Word for word, restate the entries that follow.
____
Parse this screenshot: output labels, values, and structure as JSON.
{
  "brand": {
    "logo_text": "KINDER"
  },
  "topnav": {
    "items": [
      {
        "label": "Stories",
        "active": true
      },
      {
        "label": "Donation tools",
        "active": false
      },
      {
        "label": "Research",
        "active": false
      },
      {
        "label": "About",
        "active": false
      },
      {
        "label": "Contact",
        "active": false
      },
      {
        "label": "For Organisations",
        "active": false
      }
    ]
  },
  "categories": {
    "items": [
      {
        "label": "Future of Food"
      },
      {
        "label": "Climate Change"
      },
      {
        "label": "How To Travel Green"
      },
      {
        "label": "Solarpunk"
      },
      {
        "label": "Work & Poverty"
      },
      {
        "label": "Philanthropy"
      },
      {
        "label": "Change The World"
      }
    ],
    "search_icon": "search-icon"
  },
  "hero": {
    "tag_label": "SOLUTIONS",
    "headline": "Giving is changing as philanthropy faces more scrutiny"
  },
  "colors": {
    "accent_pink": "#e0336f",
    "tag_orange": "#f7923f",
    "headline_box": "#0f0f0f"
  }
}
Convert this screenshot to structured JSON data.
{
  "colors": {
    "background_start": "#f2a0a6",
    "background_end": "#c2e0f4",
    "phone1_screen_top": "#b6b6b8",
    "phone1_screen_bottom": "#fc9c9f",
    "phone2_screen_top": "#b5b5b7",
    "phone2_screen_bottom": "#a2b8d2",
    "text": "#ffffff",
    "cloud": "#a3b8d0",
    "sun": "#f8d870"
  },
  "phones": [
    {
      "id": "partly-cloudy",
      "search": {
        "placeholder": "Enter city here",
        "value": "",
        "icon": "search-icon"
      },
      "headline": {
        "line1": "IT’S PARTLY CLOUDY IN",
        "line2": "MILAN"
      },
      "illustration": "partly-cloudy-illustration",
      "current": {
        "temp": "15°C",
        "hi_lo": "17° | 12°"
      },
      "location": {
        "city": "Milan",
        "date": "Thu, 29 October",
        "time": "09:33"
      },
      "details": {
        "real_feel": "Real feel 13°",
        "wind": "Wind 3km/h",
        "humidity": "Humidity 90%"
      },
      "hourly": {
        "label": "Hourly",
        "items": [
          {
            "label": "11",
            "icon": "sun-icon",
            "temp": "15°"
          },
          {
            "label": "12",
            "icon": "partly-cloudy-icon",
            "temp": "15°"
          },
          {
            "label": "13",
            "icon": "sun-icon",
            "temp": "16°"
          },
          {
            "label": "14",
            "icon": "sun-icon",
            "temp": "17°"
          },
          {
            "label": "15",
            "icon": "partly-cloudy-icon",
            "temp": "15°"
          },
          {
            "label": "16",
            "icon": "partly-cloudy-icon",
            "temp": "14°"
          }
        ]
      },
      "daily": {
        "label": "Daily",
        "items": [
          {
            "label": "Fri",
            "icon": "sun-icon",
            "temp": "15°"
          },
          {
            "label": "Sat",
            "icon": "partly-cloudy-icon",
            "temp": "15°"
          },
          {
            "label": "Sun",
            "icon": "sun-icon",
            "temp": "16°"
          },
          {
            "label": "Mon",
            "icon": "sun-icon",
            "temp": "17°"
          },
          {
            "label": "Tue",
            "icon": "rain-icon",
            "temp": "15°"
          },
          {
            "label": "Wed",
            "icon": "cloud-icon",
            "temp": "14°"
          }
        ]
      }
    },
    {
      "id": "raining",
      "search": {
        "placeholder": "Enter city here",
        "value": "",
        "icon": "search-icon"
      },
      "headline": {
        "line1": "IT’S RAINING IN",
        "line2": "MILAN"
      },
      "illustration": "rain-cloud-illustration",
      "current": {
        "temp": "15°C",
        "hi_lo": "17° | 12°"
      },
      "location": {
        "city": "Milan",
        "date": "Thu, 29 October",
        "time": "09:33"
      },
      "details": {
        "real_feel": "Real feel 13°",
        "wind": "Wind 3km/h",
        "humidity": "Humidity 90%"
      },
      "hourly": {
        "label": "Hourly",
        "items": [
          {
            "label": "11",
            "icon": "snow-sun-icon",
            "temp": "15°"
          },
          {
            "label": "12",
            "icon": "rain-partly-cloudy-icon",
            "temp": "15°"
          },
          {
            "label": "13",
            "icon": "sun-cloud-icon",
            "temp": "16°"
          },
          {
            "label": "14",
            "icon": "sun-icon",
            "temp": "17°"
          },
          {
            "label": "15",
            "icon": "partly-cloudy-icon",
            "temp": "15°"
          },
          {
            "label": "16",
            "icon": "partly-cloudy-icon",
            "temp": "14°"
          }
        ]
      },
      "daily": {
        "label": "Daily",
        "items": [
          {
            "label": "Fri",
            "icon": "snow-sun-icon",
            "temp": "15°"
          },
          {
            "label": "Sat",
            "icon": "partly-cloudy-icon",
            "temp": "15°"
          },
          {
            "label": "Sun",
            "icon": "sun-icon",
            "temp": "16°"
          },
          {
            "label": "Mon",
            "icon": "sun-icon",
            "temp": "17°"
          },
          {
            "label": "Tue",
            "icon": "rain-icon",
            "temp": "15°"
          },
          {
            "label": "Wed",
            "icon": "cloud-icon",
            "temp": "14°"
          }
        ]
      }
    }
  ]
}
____
** OUTPUT FOR THIS EXERCISE **
Parse this screenshot: output labels, values, and structure as JSON.
{
  "brand": {
    "logo_text": "KINDER"
  },
  "topnav": {
    "items": [
      {
        "label": "Stories",
        "active": true
      },
      {
        "label": "Donation tools",
        "active": false
      },
      {
        "label": "Research",
        "active": false
      },
      {
        "label": "About",
        "active": false
      },
      {
        "label": "Contact",
        "active": false
      },
      {
        "label": "For Organisations",
        "active": false
      }
    ]
  },
  "categories": {
    "items": [
      {
        "label": "Future of Food"
      },
      {
        "label": "Climate Change"
      },
      {
        "label": "How To Travel Green"
      },
      {
        "label": "Solarpunk"
      },
      {
        "label": "Work & Poverty"
      },
      {
        "label": "Philanthropy"
      },
      {
        "label": "Change The World"
      }
    ],
    "search_icon": "search-icon"
  },
  "hero": {
    "tag_label": "SOLUTIONS",
    "headline": "Giving is changing as philanthropy faces more scrutiny"
  },
  "colors": {
    "accent_pink": "#e0336f",
    "tag_orange": "#f7923f",
    "headline_box": "#0f0f0f"
  }
}
Convert this screenshot to structured JSON data.
{
  "colors": {
    "background_start": "#f2a0a6",
    "background_end": "#c2e0f4",
    "phone1_screen_top": "#b6b6b8",
    "phone1_screen_bottom": "#fc9c9f",
    "phone2_screen_top": "#b5b5b7",
    "phone2_screen_bottom": "#a2b8d2",
    "text": "#ffffff",
    "cloud": "#a3b8d0",
    "sun": "#f8d870"
  },
  "phones": [
    {
      "id": "partly-cloudy",
      "search": {
        "placeholder": "Enter city here",
        "value": "",
        "icon": "search-icon"
      },
      "headline": {
        "line1": "IT’S PARTLY CLOUDY IN",
        "line2": "MILAN"
      },
      "illustration": "partly-cloudy-illustration",
      "current": {
        "temp": "15°C",
        "hi_lo": "17° | 12°"
      },
      "location": {
        "city": "Milan",
        "date": "Thu, 29 October",
        "time": "09:33"
      },
      "details": {
        "real_feel": "Real feel 13°",
        "wind": "Wind 3km/h",
        "humidity": "Humidity 90%"
      },
      "hourly": {
        "label": "Hourly",
        "items": [
          {
            "label": "11",
            "icon": "sun-icon",
            "temp": "15°"
          },
          {
            "label": "12",
            "icon": "partly-cloudy-icon",
            "temp": "15°"
          },
          {
            "label": "13",
            "icon": "sun-icon",
            "temp": "16°"
          },
          {
            "label": "14",
            "icon": "sun-icon",
            "temp": "17°"
          },
          {
            "label": "15",
            "icon": "partly-cloudy-icon",
            "temp": "15°"
          },
          {
            "label": "16",
            "icon": "partly-cloudy-icon",
            "temp": "14°"
          }
        ]
      },
      "daily": {
        "label": "Daily",
        "items": [
          {
            "label": "Fri",
            "icon": "sun-icon",
            "temp": "15°"
          },
          {
            "label": "Sat",
            "icon": "partly-cloudy-icon",
            "temp": "15°"
          },
          {
            "label": "Sun",
            "icon": "sun-icon",
            "temp": "16°"
          },
          {
            "label": "Mon",
            "icon": "sun-icon",
            "temp": "17°"
          },
          {
            "label": "Tue",
            "icon": "rain-icon",
            "temp": "15°"
          },
          {
            "label": "Wed",
            "icon": "cloud-icon",
            "temp": "14°"
          }
        ]
      }
    },
    {
      "id": "raining",
      "search": {
        "placeholder": "Enter city here",
        "value": "",
        "icon": "search-icon"
      },
      "headline": {
        "line1": "IT’S RAINING IN",
        "line2": "MILAN"
      },
      "illustration": "rain-cloud-illustration",
      "current": {
        "temp": "15°C",
        "hi_lo": "17° | 12°"
      },
      "location": {
        "city": "Milan",
        "date": "Thu, 29 October",
        "time": "09:33"
      },
      "details": {
        "real_feel": "Real feel 13°",
        "wind": "Wind 3km/h",
        "humidity": "Humidity 90%"
      },
      "hourly": {
        "label": "Hourly",
        "items": [
          {
            "label": "11",
            "icon": "snow-sun-icon",
            "temp": "15°"
          },
          {
            "label": "12",
            "icon": "rain-partly-cloudy-icon",
            "temp": "15°"
          },
          {
            "label": "13",
            "icon": "sun-cloud-icon",
            "temp": "16°"
          },
          {
            "label": "14",
            "icon": "sun-icon",
            "temp": "17°"
          },
          {
            "label": "15",
            "icon": "partly-cloudy-icon",
            "temp": "15°"
          },
          {
            "label": "16",
            "icon": "partly-cloudy-icon",
            "temp": "14°"
          }
        ]
      },
      "daily": {
        "label": "Daily",
        "items": [
          {
            "label": "Fri",
            "icon": "snow-sun-icon",
            "temp": "15°"
          },
          {
            "label": "Sat",
            "icon": "partly-cloudy-icon",
            "temp": "15°"
          },
          {
            "label": "Sun",
            "icon": "sun-icon",
            "temp": "16°"
          },
          {
            "label": "Mon",
            "icon": "sun-icon",
            "temp": "17°"
          },
          {
            "label": "Tue",
            "icon": "rain-icon",
            "temp": "15°"
          },
          {
            "label": "Wed",
            "icon": "cloud-icon",
            "temp": "14°"
          }
        ]
      }
    }
  ]
}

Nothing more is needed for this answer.